/---

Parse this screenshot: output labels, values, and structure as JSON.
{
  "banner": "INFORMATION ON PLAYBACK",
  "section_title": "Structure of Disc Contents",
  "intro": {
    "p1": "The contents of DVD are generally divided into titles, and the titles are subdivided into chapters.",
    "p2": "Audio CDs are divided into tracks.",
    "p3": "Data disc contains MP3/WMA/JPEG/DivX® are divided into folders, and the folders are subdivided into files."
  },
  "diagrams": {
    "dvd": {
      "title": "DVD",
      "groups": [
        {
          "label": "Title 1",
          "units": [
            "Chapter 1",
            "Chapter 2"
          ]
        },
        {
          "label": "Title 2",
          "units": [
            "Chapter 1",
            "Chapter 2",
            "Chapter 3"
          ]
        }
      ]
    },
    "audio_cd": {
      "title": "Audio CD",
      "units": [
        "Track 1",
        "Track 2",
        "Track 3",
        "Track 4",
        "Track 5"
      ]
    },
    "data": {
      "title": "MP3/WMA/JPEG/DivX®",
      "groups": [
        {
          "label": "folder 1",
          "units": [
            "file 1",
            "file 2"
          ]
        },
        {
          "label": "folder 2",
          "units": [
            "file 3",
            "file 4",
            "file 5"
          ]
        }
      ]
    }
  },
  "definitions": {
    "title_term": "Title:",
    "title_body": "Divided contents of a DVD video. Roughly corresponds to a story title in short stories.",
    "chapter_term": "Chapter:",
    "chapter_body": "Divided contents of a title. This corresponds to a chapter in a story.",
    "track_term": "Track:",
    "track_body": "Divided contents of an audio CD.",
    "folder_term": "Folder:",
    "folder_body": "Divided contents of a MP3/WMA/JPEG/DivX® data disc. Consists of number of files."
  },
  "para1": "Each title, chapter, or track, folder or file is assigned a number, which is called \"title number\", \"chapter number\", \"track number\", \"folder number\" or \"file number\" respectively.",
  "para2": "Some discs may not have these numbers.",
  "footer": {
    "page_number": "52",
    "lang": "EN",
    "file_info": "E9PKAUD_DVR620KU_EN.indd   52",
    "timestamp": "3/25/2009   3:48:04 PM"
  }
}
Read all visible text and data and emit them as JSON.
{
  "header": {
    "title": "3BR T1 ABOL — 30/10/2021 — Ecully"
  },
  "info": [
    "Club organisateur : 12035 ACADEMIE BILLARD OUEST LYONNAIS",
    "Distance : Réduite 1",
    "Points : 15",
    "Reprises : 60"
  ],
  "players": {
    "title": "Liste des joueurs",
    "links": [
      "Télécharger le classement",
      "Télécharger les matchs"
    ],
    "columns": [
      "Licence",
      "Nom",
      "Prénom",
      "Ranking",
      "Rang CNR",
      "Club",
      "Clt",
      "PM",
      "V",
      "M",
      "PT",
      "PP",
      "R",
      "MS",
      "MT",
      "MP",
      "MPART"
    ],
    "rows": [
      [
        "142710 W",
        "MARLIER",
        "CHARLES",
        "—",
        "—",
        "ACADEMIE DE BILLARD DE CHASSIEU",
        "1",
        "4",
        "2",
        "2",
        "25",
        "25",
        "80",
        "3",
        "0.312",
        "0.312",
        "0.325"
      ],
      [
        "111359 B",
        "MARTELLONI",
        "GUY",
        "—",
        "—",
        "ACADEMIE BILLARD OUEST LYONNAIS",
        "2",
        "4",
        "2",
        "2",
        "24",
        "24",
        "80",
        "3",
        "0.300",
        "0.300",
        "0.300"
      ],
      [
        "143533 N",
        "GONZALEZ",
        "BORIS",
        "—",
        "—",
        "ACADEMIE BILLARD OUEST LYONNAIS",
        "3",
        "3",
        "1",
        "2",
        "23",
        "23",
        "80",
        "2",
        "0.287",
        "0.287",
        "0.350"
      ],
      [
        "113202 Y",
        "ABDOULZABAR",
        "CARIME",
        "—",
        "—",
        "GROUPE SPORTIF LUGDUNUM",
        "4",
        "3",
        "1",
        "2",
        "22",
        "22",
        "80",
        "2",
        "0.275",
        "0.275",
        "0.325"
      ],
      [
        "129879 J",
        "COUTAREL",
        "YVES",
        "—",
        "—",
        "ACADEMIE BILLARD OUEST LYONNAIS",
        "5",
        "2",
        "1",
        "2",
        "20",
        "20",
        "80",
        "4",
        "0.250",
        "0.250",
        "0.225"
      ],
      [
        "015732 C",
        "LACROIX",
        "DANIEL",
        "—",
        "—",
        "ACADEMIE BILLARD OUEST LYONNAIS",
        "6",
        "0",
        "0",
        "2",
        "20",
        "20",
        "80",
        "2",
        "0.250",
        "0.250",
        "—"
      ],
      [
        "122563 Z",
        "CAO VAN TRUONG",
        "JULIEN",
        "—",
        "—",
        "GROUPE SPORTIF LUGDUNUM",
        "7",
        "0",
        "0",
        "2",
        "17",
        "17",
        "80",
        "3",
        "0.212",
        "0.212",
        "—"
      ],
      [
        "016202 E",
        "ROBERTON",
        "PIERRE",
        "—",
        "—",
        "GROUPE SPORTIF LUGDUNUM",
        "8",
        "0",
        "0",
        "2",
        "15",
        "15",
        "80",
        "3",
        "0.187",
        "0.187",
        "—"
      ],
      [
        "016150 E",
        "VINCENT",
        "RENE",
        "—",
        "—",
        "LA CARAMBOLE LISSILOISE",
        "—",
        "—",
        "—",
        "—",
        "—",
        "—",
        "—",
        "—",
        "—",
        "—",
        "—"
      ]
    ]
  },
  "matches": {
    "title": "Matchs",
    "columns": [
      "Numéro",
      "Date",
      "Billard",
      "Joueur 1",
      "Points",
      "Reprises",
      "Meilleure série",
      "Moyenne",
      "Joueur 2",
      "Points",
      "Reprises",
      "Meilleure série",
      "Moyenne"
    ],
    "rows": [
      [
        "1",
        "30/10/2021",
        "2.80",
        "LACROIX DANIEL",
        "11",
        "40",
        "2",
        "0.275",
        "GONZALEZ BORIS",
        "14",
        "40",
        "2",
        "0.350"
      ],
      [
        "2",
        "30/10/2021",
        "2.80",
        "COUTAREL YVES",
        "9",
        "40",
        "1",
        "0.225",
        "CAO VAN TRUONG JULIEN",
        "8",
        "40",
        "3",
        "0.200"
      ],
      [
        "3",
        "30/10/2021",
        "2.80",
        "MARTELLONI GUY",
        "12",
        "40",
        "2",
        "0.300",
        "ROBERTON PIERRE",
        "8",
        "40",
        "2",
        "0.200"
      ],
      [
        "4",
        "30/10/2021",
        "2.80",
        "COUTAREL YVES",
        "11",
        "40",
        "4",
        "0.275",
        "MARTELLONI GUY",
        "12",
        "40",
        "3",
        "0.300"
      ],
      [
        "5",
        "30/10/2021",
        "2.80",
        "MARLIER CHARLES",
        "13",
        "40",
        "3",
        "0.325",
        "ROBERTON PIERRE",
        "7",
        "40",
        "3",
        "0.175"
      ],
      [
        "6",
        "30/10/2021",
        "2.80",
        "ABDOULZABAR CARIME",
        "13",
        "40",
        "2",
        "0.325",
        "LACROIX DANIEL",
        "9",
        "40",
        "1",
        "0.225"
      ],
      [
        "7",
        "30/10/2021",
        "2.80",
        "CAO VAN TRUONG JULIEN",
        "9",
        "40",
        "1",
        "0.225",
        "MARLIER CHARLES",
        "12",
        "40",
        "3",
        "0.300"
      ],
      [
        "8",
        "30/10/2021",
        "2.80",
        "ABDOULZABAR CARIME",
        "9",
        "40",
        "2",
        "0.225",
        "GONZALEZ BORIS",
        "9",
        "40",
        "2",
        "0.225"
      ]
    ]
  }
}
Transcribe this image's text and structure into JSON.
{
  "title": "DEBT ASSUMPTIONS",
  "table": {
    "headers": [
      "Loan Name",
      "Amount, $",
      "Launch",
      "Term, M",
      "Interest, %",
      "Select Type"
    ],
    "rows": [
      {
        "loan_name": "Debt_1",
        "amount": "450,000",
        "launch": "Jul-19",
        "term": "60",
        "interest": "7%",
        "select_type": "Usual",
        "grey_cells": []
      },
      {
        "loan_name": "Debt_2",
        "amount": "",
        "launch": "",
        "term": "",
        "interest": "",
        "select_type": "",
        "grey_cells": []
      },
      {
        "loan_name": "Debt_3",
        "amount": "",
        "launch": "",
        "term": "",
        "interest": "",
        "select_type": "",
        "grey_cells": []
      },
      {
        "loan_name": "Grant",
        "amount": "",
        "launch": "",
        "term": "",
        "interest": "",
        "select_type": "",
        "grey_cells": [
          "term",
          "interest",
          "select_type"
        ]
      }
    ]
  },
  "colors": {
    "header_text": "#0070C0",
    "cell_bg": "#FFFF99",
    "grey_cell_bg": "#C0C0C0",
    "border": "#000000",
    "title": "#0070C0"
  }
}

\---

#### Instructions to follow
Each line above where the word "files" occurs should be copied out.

#### Solution for this exercise
    "p3": "Data disc contains MP3/WMA/JPEG/DivX® are divided into folders, and the folders are subdivided into files."
    "folder_body": "Divided contents of a MP3/WMA/JPEG/DivX® data disc. Consists of number of files."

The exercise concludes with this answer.